We are short listing the songs received for Dusk, and because of the geographical element we are short of songs for the following areas: Inverness, Birmingham, Lancaster, Rossendale, Nottingham, Redruth, possibly London, possibly Barnstaple.
So if anyone is, or knows a singer/songwriter, or a folk singer or a community choir, in those areas who might have a suitable traditional or original song in their repertoire, please alert them to our need!
Come on writers, you’ve got two days left to send in something wintery for The Story Sessions deadline 4th January. If you need some inspiration have a look at the videos from Solstice Shorts. Story or poem under 2000 words. Must be to theme.
We have a small budget for travel expenses so you can get to us to read on Wednesday 18th January 7pm, at The Brockley Deli 14a Brockley Cross SE4 1BE
We video/ audio record the performances so that there is a (small) chance of world-wide reknown, not just the SE London crowd who turn up on the night, and its an opportunity to give your calling card to us as publishers. We have a resident actor to read for you if it’s too far for you to come, although we only do a maximum of 2 stories/poems that way.
WRITERS AND MUSICIANS: you have until 23:59 tomorrow to submit your story, poem or music on the theme of Shortest Night, for This year’s Solstice Shorts Festival to be held on 21st December 2016.
EVERYBODY especially Shakespeare enthusiasts: Tomorrow is our free Midsummer Night in the Garden event. It looks like the weather will be fine so book you place via the library on 0208 314 7794 bring a picnic blanket and some insect repellant!
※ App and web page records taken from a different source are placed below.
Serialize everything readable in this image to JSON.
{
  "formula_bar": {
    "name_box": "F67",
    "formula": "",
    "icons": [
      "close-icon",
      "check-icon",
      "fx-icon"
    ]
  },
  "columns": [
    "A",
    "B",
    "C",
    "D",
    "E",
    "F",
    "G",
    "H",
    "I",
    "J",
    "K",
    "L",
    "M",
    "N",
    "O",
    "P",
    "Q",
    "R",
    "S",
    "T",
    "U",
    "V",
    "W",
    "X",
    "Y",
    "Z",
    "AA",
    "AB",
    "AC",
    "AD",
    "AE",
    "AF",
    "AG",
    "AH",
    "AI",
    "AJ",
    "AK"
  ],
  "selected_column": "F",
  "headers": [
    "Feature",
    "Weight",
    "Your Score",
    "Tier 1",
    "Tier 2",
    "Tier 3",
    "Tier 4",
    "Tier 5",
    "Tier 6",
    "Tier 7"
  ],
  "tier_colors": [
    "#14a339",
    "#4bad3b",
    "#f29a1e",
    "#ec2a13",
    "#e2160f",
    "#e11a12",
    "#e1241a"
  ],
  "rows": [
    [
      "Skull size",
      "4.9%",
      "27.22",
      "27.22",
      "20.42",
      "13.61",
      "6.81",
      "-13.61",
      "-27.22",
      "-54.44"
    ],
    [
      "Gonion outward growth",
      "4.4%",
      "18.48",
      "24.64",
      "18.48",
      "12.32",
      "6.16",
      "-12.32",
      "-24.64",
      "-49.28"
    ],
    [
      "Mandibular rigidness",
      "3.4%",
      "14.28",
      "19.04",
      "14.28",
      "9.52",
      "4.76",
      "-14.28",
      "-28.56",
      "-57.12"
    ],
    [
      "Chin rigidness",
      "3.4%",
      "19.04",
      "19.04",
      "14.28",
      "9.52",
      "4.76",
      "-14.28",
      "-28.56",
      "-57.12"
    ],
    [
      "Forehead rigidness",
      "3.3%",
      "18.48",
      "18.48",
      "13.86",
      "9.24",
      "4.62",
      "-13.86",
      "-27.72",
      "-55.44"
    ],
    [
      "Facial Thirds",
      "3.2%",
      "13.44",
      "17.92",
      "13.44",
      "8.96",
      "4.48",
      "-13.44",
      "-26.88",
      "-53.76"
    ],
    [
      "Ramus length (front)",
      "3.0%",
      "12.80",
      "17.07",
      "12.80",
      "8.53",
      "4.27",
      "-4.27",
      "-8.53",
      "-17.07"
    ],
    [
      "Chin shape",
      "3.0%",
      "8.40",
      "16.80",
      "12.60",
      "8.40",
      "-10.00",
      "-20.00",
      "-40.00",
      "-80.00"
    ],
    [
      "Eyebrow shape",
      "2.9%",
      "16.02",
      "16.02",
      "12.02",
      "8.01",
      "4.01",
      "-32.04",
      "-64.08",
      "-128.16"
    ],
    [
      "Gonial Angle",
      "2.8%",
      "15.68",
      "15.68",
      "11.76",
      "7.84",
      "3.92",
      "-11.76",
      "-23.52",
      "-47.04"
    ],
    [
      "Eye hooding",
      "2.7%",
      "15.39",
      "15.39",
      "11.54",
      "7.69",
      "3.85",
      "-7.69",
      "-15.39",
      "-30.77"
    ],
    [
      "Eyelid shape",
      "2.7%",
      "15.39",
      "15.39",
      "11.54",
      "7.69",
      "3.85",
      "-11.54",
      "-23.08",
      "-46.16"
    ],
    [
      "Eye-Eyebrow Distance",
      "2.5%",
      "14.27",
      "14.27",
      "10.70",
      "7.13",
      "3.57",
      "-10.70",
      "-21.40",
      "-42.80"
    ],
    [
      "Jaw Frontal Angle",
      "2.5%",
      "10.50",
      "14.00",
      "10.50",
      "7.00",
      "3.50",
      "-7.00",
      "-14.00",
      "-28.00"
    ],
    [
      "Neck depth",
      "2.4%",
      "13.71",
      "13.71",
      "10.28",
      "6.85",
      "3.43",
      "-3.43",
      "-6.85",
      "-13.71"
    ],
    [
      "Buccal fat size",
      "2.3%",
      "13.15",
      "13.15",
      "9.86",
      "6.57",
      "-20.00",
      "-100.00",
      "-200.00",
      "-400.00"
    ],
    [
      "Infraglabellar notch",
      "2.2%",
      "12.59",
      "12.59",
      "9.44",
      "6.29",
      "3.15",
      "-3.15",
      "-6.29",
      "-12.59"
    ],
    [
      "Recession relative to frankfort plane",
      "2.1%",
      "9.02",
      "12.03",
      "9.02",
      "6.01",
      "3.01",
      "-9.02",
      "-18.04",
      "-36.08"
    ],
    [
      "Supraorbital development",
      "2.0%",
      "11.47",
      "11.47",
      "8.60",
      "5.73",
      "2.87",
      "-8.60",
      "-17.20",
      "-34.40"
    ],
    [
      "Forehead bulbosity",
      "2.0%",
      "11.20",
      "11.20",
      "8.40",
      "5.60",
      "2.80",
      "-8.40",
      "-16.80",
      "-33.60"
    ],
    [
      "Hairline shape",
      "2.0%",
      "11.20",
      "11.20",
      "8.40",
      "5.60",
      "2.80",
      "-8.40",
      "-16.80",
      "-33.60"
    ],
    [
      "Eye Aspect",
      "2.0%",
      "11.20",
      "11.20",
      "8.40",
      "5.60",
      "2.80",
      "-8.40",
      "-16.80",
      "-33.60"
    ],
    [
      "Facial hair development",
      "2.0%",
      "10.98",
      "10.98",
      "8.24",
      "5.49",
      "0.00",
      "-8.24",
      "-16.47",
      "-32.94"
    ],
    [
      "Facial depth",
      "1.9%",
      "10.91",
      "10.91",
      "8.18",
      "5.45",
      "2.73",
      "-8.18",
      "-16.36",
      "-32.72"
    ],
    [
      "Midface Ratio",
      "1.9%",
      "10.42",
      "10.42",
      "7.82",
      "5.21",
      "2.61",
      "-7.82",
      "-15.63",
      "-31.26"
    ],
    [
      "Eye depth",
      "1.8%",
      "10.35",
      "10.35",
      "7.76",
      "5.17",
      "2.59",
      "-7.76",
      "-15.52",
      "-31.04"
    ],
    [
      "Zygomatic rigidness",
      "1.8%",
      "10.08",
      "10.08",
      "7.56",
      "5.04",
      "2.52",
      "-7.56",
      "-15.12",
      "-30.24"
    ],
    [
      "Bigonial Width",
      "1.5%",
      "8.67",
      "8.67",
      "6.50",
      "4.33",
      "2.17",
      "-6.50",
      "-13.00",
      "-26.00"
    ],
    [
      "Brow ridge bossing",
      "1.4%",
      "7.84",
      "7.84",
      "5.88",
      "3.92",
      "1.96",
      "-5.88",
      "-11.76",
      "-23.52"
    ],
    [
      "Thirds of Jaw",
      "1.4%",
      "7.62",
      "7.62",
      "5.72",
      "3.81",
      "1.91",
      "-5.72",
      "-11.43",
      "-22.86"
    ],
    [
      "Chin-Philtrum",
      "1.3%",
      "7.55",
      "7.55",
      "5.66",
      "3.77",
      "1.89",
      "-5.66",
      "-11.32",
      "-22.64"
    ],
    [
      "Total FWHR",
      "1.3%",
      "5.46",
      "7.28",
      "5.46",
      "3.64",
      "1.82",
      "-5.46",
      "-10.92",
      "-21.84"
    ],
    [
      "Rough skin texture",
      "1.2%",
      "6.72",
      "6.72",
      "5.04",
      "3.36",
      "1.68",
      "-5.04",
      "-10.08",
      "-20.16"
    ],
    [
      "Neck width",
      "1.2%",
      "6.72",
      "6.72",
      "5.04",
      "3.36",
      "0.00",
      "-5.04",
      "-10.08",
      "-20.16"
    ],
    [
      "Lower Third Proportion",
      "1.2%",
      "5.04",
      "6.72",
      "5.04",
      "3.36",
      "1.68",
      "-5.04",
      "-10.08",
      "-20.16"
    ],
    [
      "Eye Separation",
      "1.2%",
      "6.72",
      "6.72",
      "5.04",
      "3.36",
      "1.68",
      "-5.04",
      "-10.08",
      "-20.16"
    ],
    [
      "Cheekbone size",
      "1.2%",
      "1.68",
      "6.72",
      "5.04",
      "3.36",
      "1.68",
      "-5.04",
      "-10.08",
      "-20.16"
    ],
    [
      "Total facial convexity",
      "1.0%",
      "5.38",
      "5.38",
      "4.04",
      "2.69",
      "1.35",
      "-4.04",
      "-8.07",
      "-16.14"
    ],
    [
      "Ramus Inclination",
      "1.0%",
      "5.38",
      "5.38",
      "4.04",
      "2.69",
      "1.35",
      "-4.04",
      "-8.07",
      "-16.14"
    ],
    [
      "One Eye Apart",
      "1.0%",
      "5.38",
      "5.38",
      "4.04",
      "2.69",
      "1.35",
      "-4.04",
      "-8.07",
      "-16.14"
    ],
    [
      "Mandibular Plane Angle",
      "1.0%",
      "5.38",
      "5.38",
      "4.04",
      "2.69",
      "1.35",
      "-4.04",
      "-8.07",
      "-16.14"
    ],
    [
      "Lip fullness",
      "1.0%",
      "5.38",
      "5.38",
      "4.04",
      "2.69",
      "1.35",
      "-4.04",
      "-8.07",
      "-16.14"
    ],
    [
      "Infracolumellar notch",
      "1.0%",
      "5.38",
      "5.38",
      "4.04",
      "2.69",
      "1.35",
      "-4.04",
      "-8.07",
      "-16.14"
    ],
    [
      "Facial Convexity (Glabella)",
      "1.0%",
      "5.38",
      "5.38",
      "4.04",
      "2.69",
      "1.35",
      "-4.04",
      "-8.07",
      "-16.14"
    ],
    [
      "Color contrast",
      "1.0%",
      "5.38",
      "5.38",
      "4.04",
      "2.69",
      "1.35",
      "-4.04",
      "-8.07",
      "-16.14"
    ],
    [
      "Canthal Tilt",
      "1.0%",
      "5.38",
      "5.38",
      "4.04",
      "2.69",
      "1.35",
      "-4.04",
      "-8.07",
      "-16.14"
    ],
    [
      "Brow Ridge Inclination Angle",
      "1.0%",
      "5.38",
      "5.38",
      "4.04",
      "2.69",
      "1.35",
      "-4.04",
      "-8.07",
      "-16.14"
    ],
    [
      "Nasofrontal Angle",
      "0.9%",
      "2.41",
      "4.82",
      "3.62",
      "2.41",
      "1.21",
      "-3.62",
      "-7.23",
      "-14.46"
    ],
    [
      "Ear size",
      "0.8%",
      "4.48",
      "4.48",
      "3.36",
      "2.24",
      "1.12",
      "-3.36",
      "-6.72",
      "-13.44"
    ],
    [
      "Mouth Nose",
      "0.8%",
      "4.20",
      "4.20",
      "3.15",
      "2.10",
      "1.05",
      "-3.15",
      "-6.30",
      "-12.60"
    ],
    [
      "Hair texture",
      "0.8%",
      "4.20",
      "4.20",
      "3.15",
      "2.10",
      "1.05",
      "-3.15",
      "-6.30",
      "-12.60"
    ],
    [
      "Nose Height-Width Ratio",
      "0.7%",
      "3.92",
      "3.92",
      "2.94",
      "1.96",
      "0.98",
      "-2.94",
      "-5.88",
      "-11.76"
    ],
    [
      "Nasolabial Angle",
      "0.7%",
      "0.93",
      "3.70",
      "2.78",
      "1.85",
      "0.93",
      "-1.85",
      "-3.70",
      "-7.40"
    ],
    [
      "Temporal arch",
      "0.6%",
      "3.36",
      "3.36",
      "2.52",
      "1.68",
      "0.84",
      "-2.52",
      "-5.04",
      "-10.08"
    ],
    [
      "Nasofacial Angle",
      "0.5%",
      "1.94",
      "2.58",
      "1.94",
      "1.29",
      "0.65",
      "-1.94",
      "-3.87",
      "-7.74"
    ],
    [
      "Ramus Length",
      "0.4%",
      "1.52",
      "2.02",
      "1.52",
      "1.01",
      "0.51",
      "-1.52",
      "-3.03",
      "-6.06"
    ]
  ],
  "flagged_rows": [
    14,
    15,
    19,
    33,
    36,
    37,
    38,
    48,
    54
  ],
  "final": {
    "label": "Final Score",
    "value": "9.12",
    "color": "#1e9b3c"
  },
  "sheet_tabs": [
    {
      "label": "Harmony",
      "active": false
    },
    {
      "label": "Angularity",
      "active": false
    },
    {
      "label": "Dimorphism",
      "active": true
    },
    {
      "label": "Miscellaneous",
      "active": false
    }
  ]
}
We will be selling books, strawberries and cake, and there will be alcohol available for a donation.
Because it’s a leap year the Solstice is actually today. looking at the torrential rain I’m glad we went with the day people think is Midsummer even though it isn’t. quite.
Shakespeare fans dust of your doublets and your iambic pentameters. We are celebrating the bard’s big bash (400 years since he died), not on his birthday, not on his death day (which we are using as the deadline for submission), but on Midsummer (or as close as we can get). You know how we like a solstice. The nice people at Lewisham Libraries are hosting us for an event in Manor House Gardens (or Manor House Library if the weather is unseasonable.)
Shakespeare’s great skill was in telling an old story in a new way, so we are shamelessly tearing a leaf from his folio.
You are invited to write us something – poem, short story, song*, play (no more than 2 characters!!) based on Shakespeare’s own work, or the characters he invented or the stories he based his plays on, or if you like, his life.
We aren’t planning a book to tie in with this, it’s just for the sheer joy of it, so previously published work is acceptable. Keep it short. no more than 2000 words and MUCH shorter would be good.
*Songs… happy to have existing Shakespearean songs performed, but would love some new takes. You probably need to be able to perform them yourself. There’s no budget (at the moment) so we are unlikely to be able to support rehearsing singers, though you never know.
We can offer no more than a free book and the pleasure of having your work performed in public as a thank you, unless our cunning funding plan comes to fruition, in which case it might get exciting.